Something old, new, borrowed, blue: What does it mean?

(GMG) - With the royal wedding between Prince Harry and Meghan Markle on the horizon, we have to assume she'll surely be looking for something old, something new, something borrowed and something blue.

That got us thinking: Where did the tradition come from? And why do we do it?

According to, the tradition comes from an Old English rhyme: "Something Olde, Something New, Something Borrowed, Something Blue, a Sixpence in your Shoe," which was apparently recited during the Victorian era.

The items, as many know, are said to bring good luck, but they are also thought to guarantee fertility and prosperity, which is received by wearing them on the wedding day.

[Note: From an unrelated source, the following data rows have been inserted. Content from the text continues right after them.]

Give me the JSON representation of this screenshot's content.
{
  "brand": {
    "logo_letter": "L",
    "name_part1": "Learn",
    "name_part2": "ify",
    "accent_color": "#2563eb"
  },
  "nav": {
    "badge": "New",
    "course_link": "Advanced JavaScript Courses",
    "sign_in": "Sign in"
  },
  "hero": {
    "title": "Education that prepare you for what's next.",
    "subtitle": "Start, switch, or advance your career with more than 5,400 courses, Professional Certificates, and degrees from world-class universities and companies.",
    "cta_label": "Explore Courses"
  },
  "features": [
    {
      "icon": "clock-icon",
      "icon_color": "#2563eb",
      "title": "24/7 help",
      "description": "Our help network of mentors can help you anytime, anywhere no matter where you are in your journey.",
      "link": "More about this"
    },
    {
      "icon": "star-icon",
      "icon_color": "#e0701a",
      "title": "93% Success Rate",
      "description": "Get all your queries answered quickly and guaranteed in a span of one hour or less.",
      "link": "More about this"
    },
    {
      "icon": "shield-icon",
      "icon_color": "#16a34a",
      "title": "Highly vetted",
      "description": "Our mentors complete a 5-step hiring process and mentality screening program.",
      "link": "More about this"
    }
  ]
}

Something old is said to represent continuity in a marriage.

Something new is thought to offer optimism for the future and is generally a gift from the groom or one of the bride's family members.

Something borrowed symbolizes borrowed happiness and the community surrounding the bride as she enters into her new life with her husband.

Something blue stands for purity, love and fidelity.

The sixpence -- silver coins used in the 17th to 20th centuries in England --  in your shoe is a wish for good fortune and prosperity, although this object is less often used in American culture and remains largely a British custom.

Some think of the Old English rhyme as superstition more than tradition, but who wouldn't want a little extra luck on their wedding day if they could take it?

We'll be keeping an eye on Markle to see what choices she makes for her big day.

Graham Media Group 2018